It is an incredibly healing way to imagine the world—compassionate, empathetic, vulnerable—but it was so disparate with what I had just experienced. I often thought about my sanity, and if I was sane or not. I thought of Kisa Gotami not being able to see the maggots, but only see her beautiful newborn son. I recognized that if I wanted to remain sane, I had to accept this world for what it is, not what I wanted it to be. People die. People we love die regardless of their goodness. Humans are fragile beings.  In the holy days, I understood this. I accepted it. I felt this amazing sense of connection with the universe and all sentient beings because of it. This calm emanated from me, and around me for two weeks. I sobbed often, yes, but for all of our suffering. Sometimes thinking about my husband’s suffering made me cry more than my own suffering. It was one of the most spiritually profound periods of my life.

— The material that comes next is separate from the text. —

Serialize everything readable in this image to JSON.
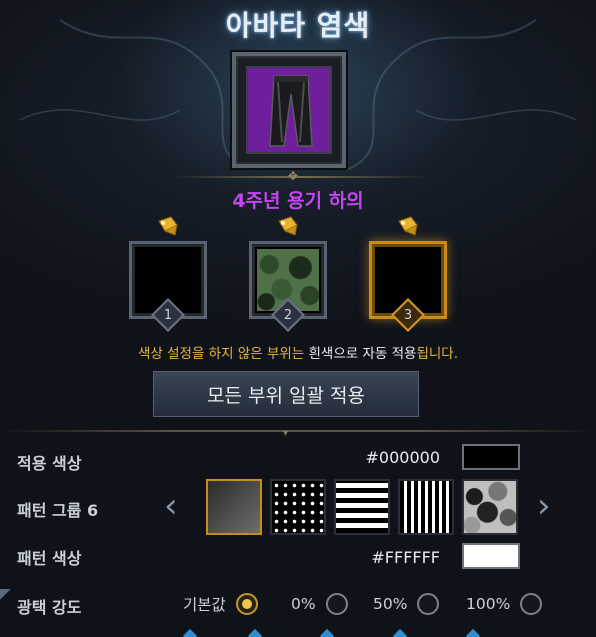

And then it I felt it slip away from my body, the same way my daughter slipped from my body, growing colder and more distant. I am actually embarrassed to write this, because I lost this connectedness with everything and everyone. I squandered wisdom. Holiness was replaced with anger, bitterness and resentment. Rather than feel connectedness, I felt only alienation. I remember my Buddhist therapist saying to me, "So, you lost your daughter and then you lost your enlightenment?"

I hadn’t thought to call it enlightenment, but I suddenly grieved for my enlightenment. So many losses, I mused. I can't endure another. I felt enlightenment's absence more after I realized its preciousness. Then I doubted it I ever touched that place. Maybe holiness, I reasoned, was really the numb of early grief. Later I realized that wisdom, like Lucy, never belonged to me.

I sit cross-legged now, tap the gong and settle into my bones. I once touched a sense of everything by having nothing. It is the koan I meditate on now. When I had nothing, I held everything. The anger falls off me again in that moment. I can only ever borrow enlightenment and wisdom, because I will always wrestle with my human flaws. It is a true lesson in wretchedness.



Did your loss help you feel connected or alienated to other people? Did it connect you with a universal sense of suffering? How did you see your suffering in relation to other suffering? Did you gain any wisdom in your grief?  If so, what wisdom?  Or does the whole idea of wisdom and gain make you uncomfortable?